in Design

7 Tips for Working with Celery


If you’re looking to integrate a task queue into one of your development projects, you’ll likely be working with Celery, which is a fast, reliable option. Whether you’re a beginner to running task queues, or never worked with Celery, you have a may have a bit of a challenge ahead of you. While Celery provides basic tutorials, they’re lacking in nuance, to say the least. Here are some tips for working with Celery that will help you avoid unnecessary frustration and middle of the night panic.

Set up Task Timeout

If you didn’t already know — tasks don’t just time out on their own. If the tasks contains an indefinite network connection, your queue will back up at some point and take down backend processing. On top of that, you’ll be hunting down an unknown cause. Global default time outs and specific short time outs on tasks will help you avoid this problem all together.
Celery Soft Time Limits
Celery Task Time Limit
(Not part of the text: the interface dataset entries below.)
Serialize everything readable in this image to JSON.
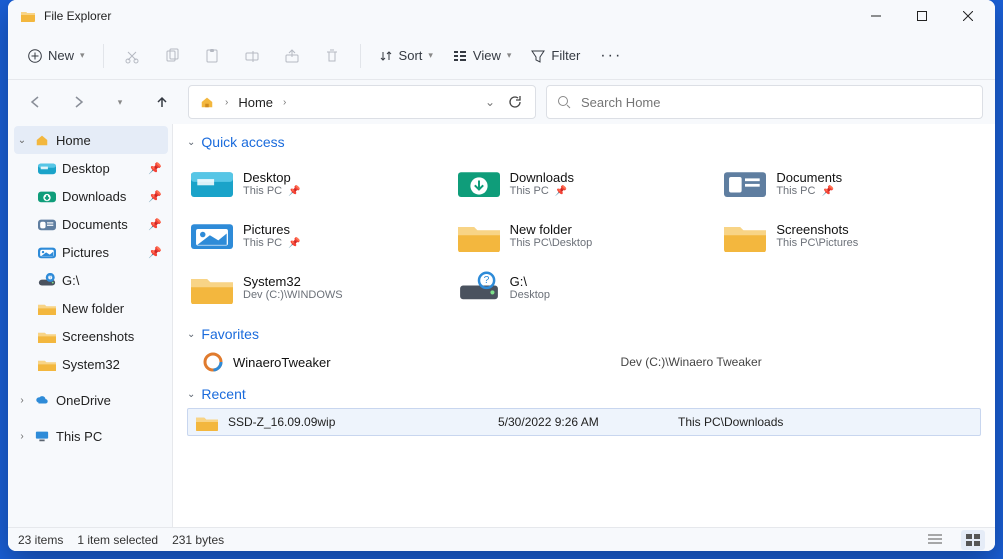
{
  "title": "File Explorer",
  "toolbar": {
    "new": "New",
    "sort": "Sort",
    "view": "View",
    "filter": "Filter"
  },
  "breadcrumb": {
    "root": "Home"
  },
  "search": {
    "placeholder": "Search Home"
  },
  "sidebar": {
    "home": "Home",
    "items": [
      {
        "label": "Desktop",
        "pinned": true,
        "icon": "desktop"
      },
      {
        "label": "Downloads",
        "pinned": true,
        "icon": "downloads"
      },
      {
        "label": "Documents",
        "pinned": true,
        "icon": "documents"
      },
      {
        "label": "Pictures",
        "pinned": true,
        "icon": "pictures"
      },
      {
        "label": "G:\\",
        "pinned": false,
        "icon": "drive"
      },
      {
        "label": "New folder",
        "pinned": false,
        "icon": "folder"
      },
      {
        "label": "Screenshots",
        "pinned": false,
        "icon": "folder"
      },
      {
        "label": "System32",
        "pinned": false,
        "icon": "folder"
      }
    ],
    "onedrive": "OneDrive",
    "thispc": "This PC"
  },
  "sections": {
    "quick": "Quick access",
    "fav": "Favorites",
    "recent": "Recent"
  },
  "quick": [
    {
      "name": "Desktop",
      "sub": "This PC",
      "pin": true,
      "icon": "desktop",
      "tint": "#1aa3c9"
    },
    {
      "name": "Downloads",
      "sub": "This PC",
      "pin": true,
      "icon": "downloads",
      "tint": "#0f9d7a"
    },
    {
      "name": "Documents",
      "sub": "This PC",
      "pin": true,
      "icon": "documents",
      "tint": "#5f7ea0"
    },
    {
      "name": "Pictures",
      "sub": "This PC",
      "pin": true,
      "icon": "pictures",
      "tint": "#2e8bd8"
    },
    {
      "name": "New folder",
      "sub": "This PC\\Desktop",
      "pin": false,
      "icon": "folder",
      "tint": "#f3b73e"
    },
    {
      "name": "Screenshots",
      "sub": "This PC\\Pictures",
      "pin": false,
      "icon": "folder",
      "tint": "#f3b73e"
    },
    {
      "name": "System32",
      "sub": "Dev (C:)\\WINDOWS",
      "pin": false,
      "icon": "folder",
      "tint": "#f3b73e"
    },
    {
      "name": "G:\\",
      "sub": "Desktop",
      "pin": false,
      "icon": "drive",
      "tint": "#5b6470"
    }
  ],
  "favorites": [
    {
      "name": "WinaeroTweaker",
      "loc": "Dev (C:)\\Winaero Tweaker"
    }
  ],
  "recent": [
    {
      "name": "SSD-Z_16.09.09wip",
      "date": "5/30/2022 9:26 AM",
      "loc": "This PC\\Downloads"
    }
  ],
  "status": {
    "count": "23 items",
    "selected": "1 item selected",
    "size": "231 bytes"
  }
}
Set the Number of Clients

Celery’s default is to set the number of workers equal to the number of cores a machine has. In the case that you are running more than one worker per machine, it’s probably a great idea to explicitly set the number of clients to less. This is a simple fix: use CeleryD_Concurrency setting, OR handle it on the command line by passing -c.

-Ofair Task Distribution for Preforking Workers

The problem with Celery’s default task distribution is that it distributes each task evenly, although that can end up slowing the task down. Using -Ofair for preforking workers optimizes time by waiting to distribute work until each worker process is actually available for work. Although -Ofair distribution comes with added coordination cost, you’ll end up with more predictable behavior, especially if your tasks have varied execution times.

Setup Retry Delays

You know that old saying: If at first you fail, try, try again? When it comes to Celery, one try will do the trick, and then — wait. If the third party service is down, trying over and over exponentially will only make matters worse. You can easily setup retry delays, which will exponentially increase the delay between retry attempts. It’s a pretty simple exponential backoff equation: # of retries already used as an exponent on a desired base retry time.


JSON Serializer for Inoperability

If you have tasks from other languages, you’ll want to use the JSON serializer to convert another language into a task that you can insert into the queue. This will look just like a Celery task, and works just fine in the queue.

Celery In Development

Celery in production is normally queued on the backend, but running Celery in development may not actually need a queue. Instead, you’ll want to carry out code paths, where CELERY_ALWAYS_EAGER is a nifty tool to make celery run in code and ensure correct code paths.

Configure a Broker

For Celery to work, it needs a broker to communicate with, where messages are sent and received to workers and processed as they are received. RabbitMQ is the most popular, and Celery recommended.

Start RabbitMQ:
$ rabbitmq-server
Activating RabbitMQ plugins …
0 plugins activated:

broker running

Stop it with: $ rabbitmqctl stop

Push notifications, email, backups, you name it: Celery can help. However, learning Celery can be frustrating. What we have listed above barely scratches the surface of the giant that is Celery, and there’s always more to learn. Hopefully these tips make learning Celery a bit faster and save you some sleep too. Happy queueing!